This Week’s Theme: African Histories, Old and New
Here at the David Krut Bookstore, we aspire to educate, inspire and explore. This week we are looking back on African history, the ancient and contemporary.
From 1952 to 1981, South Africa’s apartheid government ran an art school for the training of African art teachers at Indaleni, in what is today KwaZulu-Natal. The Art of Life in South Africa is the story of the students, teachers, art, and politics that circulated through a small school, housed in a remote former mission station. It is the story of a community that made its way through the travails of white supremacist South Africa and demonstrates how the art students and teachers made together became the art of their lives.

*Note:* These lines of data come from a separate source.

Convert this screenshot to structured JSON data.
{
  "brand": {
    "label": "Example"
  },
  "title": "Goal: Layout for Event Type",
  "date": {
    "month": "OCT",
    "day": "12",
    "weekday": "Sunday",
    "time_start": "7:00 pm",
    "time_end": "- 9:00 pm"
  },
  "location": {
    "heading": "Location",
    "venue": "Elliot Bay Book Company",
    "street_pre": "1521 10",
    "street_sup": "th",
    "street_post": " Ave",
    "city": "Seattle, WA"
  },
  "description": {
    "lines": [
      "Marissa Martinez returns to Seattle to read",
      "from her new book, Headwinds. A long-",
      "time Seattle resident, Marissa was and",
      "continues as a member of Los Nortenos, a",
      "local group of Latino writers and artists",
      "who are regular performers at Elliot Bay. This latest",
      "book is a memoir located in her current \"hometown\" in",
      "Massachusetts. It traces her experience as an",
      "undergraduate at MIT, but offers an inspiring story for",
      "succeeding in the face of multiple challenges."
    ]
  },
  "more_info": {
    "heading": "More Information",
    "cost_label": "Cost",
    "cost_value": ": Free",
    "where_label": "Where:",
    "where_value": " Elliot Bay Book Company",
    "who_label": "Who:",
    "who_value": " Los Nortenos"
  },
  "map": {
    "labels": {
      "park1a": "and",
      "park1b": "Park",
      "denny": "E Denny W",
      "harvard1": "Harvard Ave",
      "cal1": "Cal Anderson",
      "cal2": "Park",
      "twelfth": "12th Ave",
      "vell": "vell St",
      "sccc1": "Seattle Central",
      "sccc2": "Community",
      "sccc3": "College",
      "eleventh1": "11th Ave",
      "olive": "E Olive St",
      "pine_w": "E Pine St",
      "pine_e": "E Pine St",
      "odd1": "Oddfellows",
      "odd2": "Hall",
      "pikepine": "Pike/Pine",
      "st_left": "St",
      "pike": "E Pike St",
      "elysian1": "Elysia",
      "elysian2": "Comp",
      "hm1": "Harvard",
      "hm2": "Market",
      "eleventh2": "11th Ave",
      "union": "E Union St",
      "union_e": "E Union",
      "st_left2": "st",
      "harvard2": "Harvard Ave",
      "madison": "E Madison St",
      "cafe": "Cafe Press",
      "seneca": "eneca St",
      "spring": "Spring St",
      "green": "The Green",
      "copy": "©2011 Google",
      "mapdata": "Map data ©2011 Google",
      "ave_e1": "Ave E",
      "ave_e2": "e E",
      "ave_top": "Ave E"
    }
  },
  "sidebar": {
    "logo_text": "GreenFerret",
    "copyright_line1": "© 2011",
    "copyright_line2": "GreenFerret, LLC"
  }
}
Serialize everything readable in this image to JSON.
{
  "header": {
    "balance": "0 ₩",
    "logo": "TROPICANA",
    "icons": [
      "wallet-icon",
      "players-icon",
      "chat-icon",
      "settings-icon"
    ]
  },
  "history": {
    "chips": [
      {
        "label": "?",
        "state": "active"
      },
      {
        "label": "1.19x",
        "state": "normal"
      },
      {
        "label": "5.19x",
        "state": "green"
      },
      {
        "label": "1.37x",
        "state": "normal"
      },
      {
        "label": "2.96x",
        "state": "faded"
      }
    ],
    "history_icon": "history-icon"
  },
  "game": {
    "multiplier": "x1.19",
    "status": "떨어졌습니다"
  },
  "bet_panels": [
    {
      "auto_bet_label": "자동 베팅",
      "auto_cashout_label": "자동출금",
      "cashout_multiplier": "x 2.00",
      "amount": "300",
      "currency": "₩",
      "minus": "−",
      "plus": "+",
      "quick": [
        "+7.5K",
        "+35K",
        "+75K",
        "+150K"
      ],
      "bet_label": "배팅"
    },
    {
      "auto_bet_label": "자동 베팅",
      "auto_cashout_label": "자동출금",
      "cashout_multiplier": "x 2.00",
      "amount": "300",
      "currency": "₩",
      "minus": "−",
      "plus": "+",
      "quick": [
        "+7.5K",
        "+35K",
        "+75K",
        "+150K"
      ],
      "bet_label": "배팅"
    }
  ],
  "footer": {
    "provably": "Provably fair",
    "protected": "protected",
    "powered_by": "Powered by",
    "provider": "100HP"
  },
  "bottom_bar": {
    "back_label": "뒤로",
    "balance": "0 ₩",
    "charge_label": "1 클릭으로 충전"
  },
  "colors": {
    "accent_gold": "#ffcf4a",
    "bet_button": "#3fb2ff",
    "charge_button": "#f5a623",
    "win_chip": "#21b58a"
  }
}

Daniel Magaziner radically reframes apartheid-era South African history. Against the dominant narrative of apartheid oppression and black resistance, as well as recent scholarship that explores violence, criminality, and the hopeless entanglements of the apartheid state, this book focuses instead on a small group’s efforts to fashion more fulfilling lives for its members and their community through the ironic medium of the apartheid-era school.
There is no book like this in South African historiography. Lushly illustrated and poetically written, it gives us fully formed lives that offer remarkable insights into the now clichéd experience of black life under segregation and apartheid.
In this detailed and meticulously researched account of the life and work of Charles Michell, the first surveyor-general and civil engineer of the South African Cape Colony, author Gordon Richings examines in depth, the many interests and achievements of the man, as well as the essence of the time in which he lived, by referring to unpublished personal diaries, sketchbooks and letters. Born in Exeter, Devon in 1793, Michell showed artistic talent at a young age, but due to family circumstances, joined the British Army and served with distinction in the Napoleonic Wars in Portugal. He came to the Cape in 1829 and for the next twenty years played a crucial role in opening up the Cape interior to economic development and expansion, by designing roads, bridges and mountain passes, including Sir Lowry’s, the Houw Hoek, Montagu and Michell’s Passes. He also suggested improvements to Table Bay Harbour and designed lighthouses at Mouille Point, Cape Agulhas and Cape Recife in an effort to protect shipping along the Cape’s notorious coastline. This first biography of Charles Michell is lavishly illustrated with his sketches, watercolours and engravings of Cape scenery, plants, insects and rock paintings, as well as Cape personalities, maps of the colony and architectural plans – the majority of which are published for the first time. New light is shed on the socio-economic life at the Cape, particularly the Tsitsikamma region of the southern Cape, the Frontier War of 1834-35, as well as on the personalities of Michell’s colleagues and contemporaries in England and at the Cape.
Drawing inspiration from the work of the Truth and Reconciliation Commission, a restorative justice body assembled in South Africa after the abolition of apartheid, Georgette created this provocative and moving series entitled “A Just Society”. Produced over a five-year period, this body of work can be divided into four smaller series: Apartheid; Impact on Women and Children; Institutional Arrangements; and Truth, Justice, Reconciliation.
Exhibition curator, Natalie Knight, stated in the press release: “The aim of the exhibition is to educate, to stimulate discussion and to provide an insight into a topic that by now should be seared into the conscience and consciousness of every thinking South African”.
Recognising the University of Witwatersrand’ s key role in the protest against apartheid, alumna Madeleine Georgette possesses a B.F.A. in Painting/Drawing, a B.A. in Political Science and a M.A. in Political Economy.
Born in New York, Georgette immediately relocated with her family to South Africa where she spent the first 27 years of her life. Having lost most of her father’s family to the holocaust, the artist explained “I realised that human beings around the globe have not learned the lessons of war. Instead, one group succeeds another and former victims become the new perpetrators as savage cycles of endless violence are perpetrated in the name of revenge”.
Moved by South Africa’s peaceful transition from apartheid to majority rule under President Nelson Mandela and FW de Klerk, the artist proudly stated “South Africa consciously chose a different path, a unique courageous road to peace, to create light from their darkness”.
Pop in to The Blue House at 151 Jan Smuts Avenue to browse through these and many more!